Unattended Campfire Ignites California Wildfire Near Big Sur
A wildfire that scorched some 43,000 acres, and destroyed dozens of homes near California’s famed Big Sur coast was sparked by an illegal, unattended camp fire in a State Park, authorities said Tuesday.
The Soberanes Fire, which erupted on 22 July, began as a small blaze, 2 ft in diameter, ignited by unknown individuals in a section of Garrapata State Park that was closed to camping and campfires, according to US Forest Service spokesman Don Jaques.
No arrests have been made yet.
The more than 5,450 firefighting personnel battling the blaze have been able to draw containment lines, a measure of how much of its perimeter has been cleared by fire crews of unburned vegetation, that is just 18% of the wildfire so far.
One person, a bulldozer operator hired by property owners to help battle the flames, died last week when his vehicle rolled over. It was the 2nd California wildfire related death in a week.
In addition, 57 homes and 11 other structures have been destroyed while some 2,000 remained under threat Tuesday, state fire officials said. About 350 residents have been ordered to evacuate the area, some evacuation orders have since been lifted.
The threat, coming in the middle of the region’s Summer travel season, has prompted the closure of several popular California campgrounds and recreation areas along the northern end of the Big Sur coastline, including Point Lobos State Natural Reserve and Pfeiffer Big Sur State Park.

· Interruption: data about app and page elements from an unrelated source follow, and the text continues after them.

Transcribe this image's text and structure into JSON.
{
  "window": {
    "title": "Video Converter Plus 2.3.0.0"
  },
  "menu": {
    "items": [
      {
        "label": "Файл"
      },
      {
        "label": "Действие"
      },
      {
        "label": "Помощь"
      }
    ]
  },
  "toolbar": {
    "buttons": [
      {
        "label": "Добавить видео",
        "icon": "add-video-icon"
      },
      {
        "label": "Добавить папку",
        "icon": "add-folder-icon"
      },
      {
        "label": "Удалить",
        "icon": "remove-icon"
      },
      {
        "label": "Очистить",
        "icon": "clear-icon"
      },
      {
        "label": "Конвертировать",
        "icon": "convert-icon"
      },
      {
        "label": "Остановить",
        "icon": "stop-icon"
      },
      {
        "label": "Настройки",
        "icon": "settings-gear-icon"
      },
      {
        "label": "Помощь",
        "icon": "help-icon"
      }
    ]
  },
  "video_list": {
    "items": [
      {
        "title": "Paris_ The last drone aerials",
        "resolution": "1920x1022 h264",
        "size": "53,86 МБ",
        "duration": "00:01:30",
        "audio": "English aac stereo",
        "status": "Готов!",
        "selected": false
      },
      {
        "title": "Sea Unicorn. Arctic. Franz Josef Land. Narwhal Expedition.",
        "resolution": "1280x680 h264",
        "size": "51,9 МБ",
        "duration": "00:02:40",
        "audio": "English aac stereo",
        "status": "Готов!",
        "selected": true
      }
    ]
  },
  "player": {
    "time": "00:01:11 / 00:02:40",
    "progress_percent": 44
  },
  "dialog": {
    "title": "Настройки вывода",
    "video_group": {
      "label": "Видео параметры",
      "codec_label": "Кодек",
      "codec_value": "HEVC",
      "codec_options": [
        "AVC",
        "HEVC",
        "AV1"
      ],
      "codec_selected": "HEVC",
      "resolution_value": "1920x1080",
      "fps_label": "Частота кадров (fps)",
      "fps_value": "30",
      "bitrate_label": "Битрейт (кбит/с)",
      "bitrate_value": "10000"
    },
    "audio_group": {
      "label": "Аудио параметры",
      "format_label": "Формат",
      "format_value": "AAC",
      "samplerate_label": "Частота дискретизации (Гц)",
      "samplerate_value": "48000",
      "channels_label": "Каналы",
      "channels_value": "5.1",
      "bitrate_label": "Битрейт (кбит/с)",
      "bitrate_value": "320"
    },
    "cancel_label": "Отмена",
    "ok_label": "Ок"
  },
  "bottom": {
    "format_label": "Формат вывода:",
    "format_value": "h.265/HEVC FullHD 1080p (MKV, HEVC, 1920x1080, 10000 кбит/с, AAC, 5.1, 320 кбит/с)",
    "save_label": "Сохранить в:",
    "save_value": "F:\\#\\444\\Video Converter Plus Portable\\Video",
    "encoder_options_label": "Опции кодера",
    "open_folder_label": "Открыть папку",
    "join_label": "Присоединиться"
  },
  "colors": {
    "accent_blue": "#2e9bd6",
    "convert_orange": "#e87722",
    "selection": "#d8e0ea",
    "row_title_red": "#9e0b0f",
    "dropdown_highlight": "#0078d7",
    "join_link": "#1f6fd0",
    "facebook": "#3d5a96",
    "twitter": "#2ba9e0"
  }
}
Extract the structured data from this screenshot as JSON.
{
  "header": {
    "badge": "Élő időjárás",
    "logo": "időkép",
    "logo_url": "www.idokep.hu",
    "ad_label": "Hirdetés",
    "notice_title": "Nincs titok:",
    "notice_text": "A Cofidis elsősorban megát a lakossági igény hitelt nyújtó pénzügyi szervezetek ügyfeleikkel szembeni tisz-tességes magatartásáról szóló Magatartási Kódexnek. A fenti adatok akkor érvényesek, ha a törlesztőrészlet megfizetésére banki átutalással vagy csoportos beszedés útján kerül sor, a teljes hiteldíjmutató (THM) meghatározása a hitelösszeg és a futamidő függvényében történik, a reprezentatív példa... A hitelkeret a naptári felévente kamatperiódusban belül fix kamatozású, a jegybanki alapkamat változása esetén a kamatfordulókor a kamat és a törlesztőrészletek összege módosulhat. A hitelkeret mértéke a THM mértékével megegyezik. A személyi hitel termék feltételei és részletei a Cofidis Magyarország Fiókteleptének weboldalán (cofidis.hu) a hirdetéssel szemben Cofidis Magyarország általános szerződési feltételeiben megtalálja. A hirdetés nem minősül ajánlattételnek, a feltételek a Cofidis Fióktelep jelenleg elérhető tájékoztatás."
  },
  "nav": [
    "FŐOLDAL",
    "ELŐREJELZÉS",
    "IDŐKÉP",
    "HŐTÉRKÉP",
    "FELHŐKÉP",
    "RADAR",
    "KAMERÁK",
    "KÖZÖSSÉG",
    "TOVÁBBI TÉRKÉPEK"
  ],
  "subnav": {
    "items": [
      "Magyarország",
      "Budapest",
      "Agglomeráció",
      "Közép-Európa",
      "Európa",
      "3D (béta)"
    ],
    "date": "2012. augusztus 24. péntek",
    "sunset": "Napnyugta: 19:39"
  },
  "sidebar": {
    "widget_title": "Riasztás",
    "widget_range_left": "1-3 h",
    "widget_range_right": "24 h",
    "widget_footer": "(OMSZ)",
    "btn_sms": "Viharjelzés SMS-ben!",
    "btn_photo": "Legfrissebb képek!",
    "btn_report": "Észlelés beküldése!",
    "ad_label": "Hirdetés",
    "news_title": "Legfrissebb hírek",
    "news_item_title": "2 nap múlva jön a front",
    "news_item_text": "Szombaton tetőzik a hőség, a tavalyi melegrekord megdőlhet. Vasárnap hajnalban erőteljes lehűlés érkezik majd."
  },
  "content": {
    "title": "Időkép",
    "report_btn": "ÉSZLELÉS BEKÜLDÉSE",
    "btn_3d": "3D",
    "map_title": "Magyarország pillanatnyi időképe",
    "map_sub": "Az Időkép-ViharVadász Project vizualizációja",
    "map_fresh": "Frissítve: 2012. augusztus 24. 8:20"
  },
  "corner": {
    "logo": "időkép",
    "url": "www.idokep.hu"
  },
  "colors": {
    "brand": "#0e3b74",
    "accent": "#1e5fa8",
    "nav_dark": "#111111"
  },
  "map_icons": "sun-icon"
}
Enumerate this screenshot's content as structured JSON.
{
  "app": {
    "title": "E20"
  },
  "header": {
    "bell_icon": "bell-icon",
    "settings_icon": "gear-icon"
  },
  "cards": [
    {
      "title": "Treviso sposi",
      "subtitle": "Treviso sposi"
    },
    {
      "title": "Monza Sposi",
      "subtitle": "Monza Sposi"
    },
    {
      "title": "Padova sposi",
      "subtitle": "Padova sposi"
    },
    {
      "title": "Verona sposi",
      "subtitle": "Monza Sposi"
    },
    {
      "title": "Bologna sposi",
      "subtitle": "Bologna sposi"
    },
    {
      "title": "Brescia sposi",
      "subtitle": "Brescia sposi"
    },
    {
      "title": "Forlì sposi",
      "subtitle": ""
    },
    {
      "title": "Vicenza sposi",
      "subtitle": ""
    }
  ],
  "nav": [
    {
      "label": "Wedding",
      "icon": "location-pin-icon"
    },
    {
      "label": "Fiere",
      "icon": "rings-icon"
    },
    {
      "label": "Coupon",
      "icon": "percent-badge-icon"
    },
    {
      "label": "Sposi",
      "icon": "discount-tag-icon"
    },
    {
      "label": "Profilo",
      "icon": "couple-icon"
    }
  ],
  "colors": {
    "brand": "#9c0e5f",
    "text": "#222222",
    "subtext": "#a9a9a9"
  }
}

Another fire broke out Saturday in grass and brush about 30 miles northeast of Fresno, in Central California. It has since scorched about 2,020 acres and is threatening 400 structures, prompting evacuations in the area, according to the California Department of Forestry and Fire Protection.
Five structures, including 3 homes, have been destroyed, fire officials said. Tuesday morning, the Goose Fire was listed as 30% contained.
Remember, when traveling in fire danger zones this Summer, take extreme care, lives and property depend on it.